Farmers' Almanac: It's gonna be coldBut that’s at odds with National Weather Service predictions
Americans, you might want to check on your sweaters and shovels — the Farmers’ Almanac is predicting a cold winter for many of you. The almanac’s forecast, however, is at odds with the National Weather Service, which is calling for warmer-than-normal temperatures across much of the country because of an El Nino system in the tropical Pacific Ocean
By: Herald Staff and Wire Report, Grand Forks Herald
LEWISTON, Maine — Americans, you might want to check on your sweaters and shovels — the Farmers’ Almanac is predicting a cold winter for many of you.
The venerable almanac’s 2010 edition, which goes on sale today, says numbing cold will predominate in the country’s midsection, from the Rocky Mountains in the West to the Appalachians in the East.
Managing Editor Sandi Duncan said it’s going to be an “ice cold sandwich.”
“We feel the middle part of the country’s really going to be cold — very, very cold, very, very frigid, with a lot of snow,” she said. “On the East and West coasts, it’s going to be a little milder. Not to say it’s going to be a mild short winter, but it’ll be milder compared to the middle of the country.”
The almanac, which has been published since 1818, issues annual forecasts using a formula based on sunspots, planetary positions and the effects of the moon.

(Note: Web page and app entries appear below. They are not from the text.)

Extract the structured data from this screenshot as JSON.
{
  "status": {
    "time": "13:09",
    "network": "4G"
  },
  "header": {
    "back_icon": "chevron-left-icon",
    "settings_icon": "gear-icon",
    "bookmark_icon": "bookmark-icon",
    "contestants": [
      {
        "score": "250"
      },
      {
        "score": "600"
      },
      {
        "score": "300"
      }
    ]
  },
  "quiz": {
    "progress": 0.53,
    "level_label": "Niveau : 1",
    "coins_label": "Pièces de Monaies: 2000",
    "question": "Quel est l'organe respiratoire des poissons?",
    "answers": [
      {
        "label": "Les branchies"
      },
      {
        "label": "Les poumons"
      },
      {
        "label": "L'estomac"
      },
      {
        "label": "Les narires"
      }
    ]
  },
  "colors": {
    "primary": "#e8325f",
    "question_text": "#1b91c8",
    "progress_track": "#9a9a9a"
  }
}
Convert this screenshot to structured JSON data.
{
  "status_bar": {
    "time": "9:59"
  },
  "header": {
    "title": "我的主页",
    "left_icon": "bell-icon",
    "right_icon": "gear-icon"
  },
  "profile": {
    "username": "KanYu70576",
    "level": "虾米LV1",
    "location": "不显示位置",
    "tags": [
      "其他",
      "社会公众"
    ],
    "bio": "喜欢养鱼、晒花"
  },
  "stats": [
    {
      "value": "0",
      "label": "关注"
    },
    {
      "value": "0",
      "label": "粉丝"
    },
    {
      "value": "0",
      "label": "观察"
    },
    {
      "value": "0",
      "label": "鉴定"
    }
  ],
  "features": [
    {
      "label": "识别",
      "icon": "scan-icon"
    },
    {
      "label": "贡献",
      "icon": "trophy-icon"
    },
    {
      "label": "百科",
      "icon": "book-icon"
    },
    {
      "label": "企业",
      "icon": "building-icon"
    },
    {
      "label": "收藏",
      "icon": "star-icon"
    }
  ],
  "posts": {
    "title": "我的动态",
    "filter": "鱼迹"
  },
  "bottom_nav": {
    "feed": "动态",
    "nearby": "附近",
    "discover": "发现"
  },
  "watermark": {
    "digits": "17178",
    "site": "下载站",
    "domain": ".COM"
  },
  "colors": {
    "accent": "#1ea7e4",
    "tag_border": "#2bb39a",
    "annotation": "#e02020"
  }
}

This winter, the 200-page publication says it’ll be cool and snowy in the Northeast, bitterly cold and dry in the Great Lakes states, and cold and snowy across the North Central states.

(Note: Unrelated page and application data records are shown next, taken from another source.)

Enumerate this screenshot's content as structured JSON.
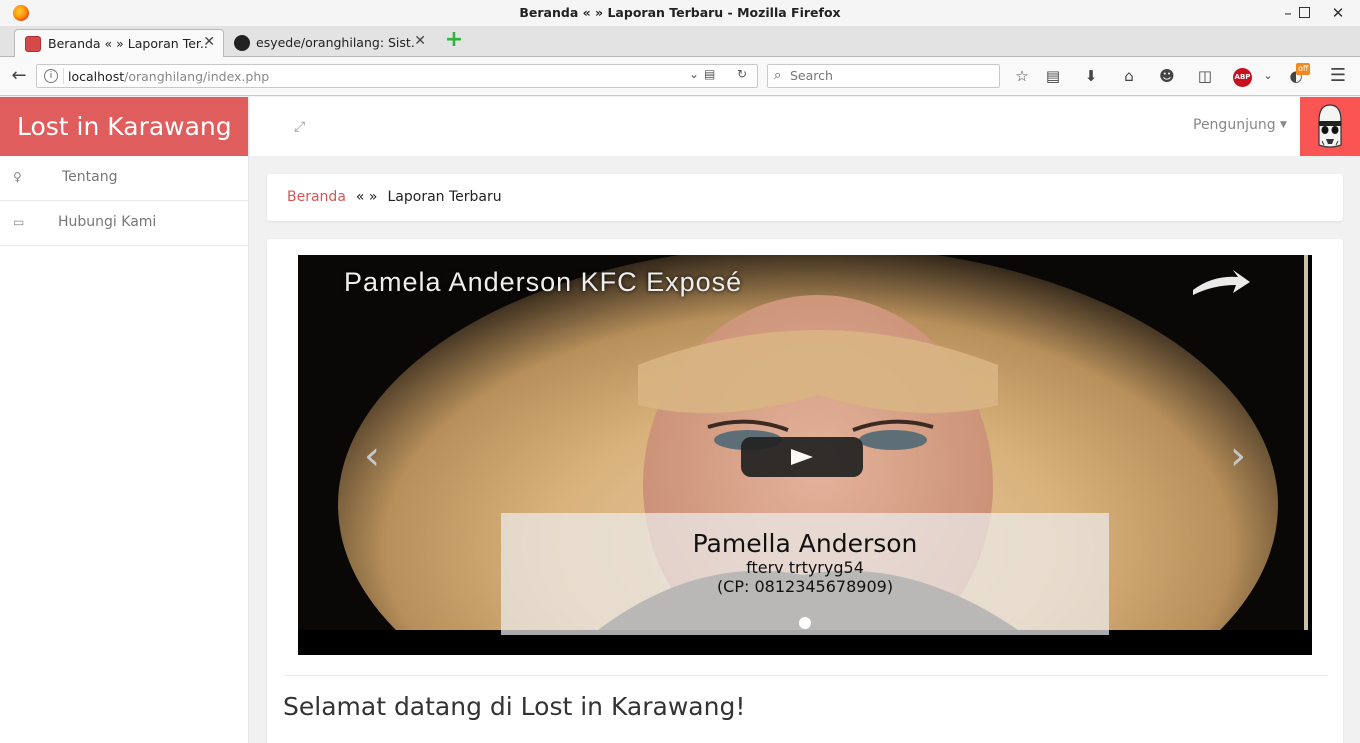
{
  "browser": {
    "window_title": "Beranda « » Laporan Terbaru - Mozilla Firefox",
    "tabs": [
      {
        "label": "Beranda « » Laporan Ter...",
        "active": true
      },
      {
        "label": "esyede/oranghilang: Sist...",
        "active": false
      }
    ],
    "url_host": "localhost",
    "url_path": "/oranghilang/index.php",
    "search_placeholder": "Search",
    "abp_label": "ABP",
    "off_badge": "off"
  },
  "sidebar": {
    "brand": "Lost in Karawang",
    "items": [
      {
        "label": "Tentang",
        "icon": "lightbulb-icon"
      },
      {
        "label": "Hubungi Kami",
        "icon": "inbox-icon"
      }
    ]
  },
  "topbar": {
    "user_menu": "Pengunjung"
  },
  "breadcrumb": {
    "home": "Beranda",
    "separator": "« »",
    "current": "Laporan Terbaru"
  },
  "carousel": {
    "photo_title": "Pamela Anderson KFC Exposé",
    "caption_name": "Pamella Anderson",
    "caption_desc": "fterv trtyryg54",
    "caption_cp": "(CP: 0812345678909)"
  },
  "main": {
    "welcome": "Selamat datang di Lost in Karawang!"
  },
  "colors": {
    "brand": "#e05d5d",
    "avatar_bg": "#fa5453",
    "link": "#d95555"
  }
}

It says the Northwest will be cool with average precipitation, the Southwest will be mild and dry, the South Central states will be cold and wet, and the Southeast will be mild and dry.
Mild valley winter?

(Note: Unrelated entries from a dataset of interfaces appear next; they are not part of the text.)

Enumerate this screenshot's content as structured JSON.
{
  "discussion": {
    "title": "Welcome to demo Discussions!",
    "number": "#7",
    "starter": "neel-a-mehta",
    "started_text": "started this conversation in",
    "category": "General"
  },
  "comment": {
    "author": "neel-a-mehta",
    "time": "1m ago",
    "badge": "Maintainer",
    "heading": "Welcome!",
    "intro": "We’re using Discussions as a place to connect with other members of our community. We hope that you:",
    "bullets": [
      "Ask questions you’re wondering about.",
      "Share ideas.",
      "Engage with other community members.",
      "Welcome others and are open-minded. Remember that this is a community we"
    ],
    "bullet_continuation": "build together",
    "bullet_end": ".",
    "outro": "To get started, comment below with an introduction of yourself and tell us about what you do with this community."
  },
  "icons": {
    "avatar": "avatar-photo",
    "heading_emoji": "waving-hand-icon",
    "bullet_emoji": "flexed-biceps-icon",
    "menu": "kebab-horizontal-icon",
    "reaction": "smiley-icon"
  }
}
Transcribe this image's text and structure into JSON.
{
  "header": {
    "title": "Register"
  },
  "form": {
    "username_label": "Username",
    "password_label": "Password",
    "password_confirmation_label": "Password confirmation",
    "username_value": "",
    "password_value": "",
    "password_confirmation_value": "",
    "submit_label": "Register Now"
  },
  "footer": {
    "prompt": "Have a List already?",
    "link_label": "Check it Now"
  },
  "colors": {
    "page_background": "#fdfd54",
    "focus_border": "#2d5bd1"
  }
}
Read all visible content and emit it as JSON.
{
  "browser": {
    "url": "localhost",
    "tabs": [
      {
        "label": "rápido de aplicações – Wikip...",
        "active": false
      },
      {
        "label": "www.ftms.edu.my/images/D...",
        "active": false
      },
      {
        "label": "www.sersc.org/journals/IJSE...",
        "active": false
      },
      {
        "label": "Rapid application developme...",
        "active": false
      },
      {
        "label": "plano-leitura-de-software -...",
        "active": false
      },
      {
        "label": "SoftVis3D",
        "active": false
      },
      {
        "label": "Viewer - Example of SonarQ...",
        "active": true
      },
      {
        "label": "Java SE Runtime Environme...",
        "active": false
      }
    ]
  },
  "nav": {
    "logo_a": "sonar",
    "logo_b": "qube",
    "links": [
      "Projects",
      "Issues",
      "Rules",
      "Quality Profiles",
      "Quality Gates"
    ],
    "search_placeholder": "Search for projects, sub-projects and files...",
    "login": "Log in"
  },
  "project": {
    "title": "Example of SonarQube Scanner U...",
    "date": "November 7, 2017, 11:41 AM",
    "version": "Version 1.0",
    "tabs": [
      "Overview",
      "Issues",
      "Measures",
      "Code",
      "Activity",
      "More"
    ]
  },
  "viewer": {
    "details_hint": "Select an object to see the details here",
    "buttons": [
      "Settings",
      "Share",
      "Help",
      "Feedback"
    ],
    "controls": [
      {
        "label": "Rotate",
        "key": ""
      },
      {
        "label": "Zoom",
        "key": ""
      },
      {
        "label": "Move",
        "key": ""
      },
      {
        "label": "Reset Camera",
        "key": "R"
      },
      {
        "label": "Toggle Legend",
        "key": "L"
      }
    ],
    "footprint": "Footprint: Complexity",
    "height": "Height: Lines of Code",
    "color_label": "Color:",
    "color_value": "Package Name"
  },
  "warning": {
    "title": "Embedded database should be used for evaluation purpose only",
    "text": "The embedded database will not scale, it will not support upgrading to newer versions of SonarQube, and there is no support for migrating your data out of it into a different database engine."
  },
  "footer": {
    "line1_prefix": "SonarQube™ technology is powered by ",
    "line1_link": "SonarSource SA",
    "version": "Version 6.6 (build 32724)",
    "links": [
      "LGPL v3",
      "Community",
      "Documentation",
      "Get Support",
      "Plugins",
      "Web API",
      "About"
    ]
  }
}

But the almanac’s forecast is at odds with the National Weather Service, which is calling for warmer-than-normal temperatures across much of the country because of an El Nino system in the tropical Pacific Ocean, said Mike Halpert, deputy director of the NOAA Climate Prediction Center in Camp Springs, Md.
“The stronger El Nino becomes, the more confident and the more likely it will be the northern part of the country will have a milder-than-average winter,” Halpert said.
Mark Ewens, data manager with the weather service’s Grand Forks office, said it’s a little early to make broad predictions for the region’s winter. Still, there are some indications on how it might turn out.
The solar signal has been at a minimum, he said, and there is a correlation between sunspots and winters in the Northern Plains. Researchers with the Climate Prediction Center continue to track the El Nino system, which could make for some pleasant changes in weather if it continues to intensify.
“In general terms, the Northern Plains usually benefit by overall milder winters during an El Nino,” he said.
The system tends to give the Red River Valley a milder December and January, the core winter months, and usually means the region can expect average snowfall amounts. Grand Forks’ average snowfall is 45 inches each winter.
But it also often results in a colder-than-average February and March.
The last time the system affected the valley’s weather was during the 2006-07 winter, which had slightly warmer temperatures during a weak El Nino system. But Ewens pointed out that the El Nino pattern
doesn’t necessarily mean it will be a mild season, and he said there have been six winters on record with below-average temperatures in the region during the system.
For now, national climatologists are calling for a warmer winter than the past couple of snowy, cold years. But oscillation over the Pacific Ocean is entering a cool phase, which he said could weaken the El Nino system and change that forecast.
“Every year is different,” Ewens said. “The main thing is that the El Nino does not guarantee 100 percent that the winter’s going to be warm and dry.”
The almanac and the weather service agree on their predictions of warmer-than-usual conditions across much of the country next summer.
The Farmers’ Almanac, not to be confused with the New Hampshire-based Old Farmer’s Almanac, has a circulation of about 3.5 million.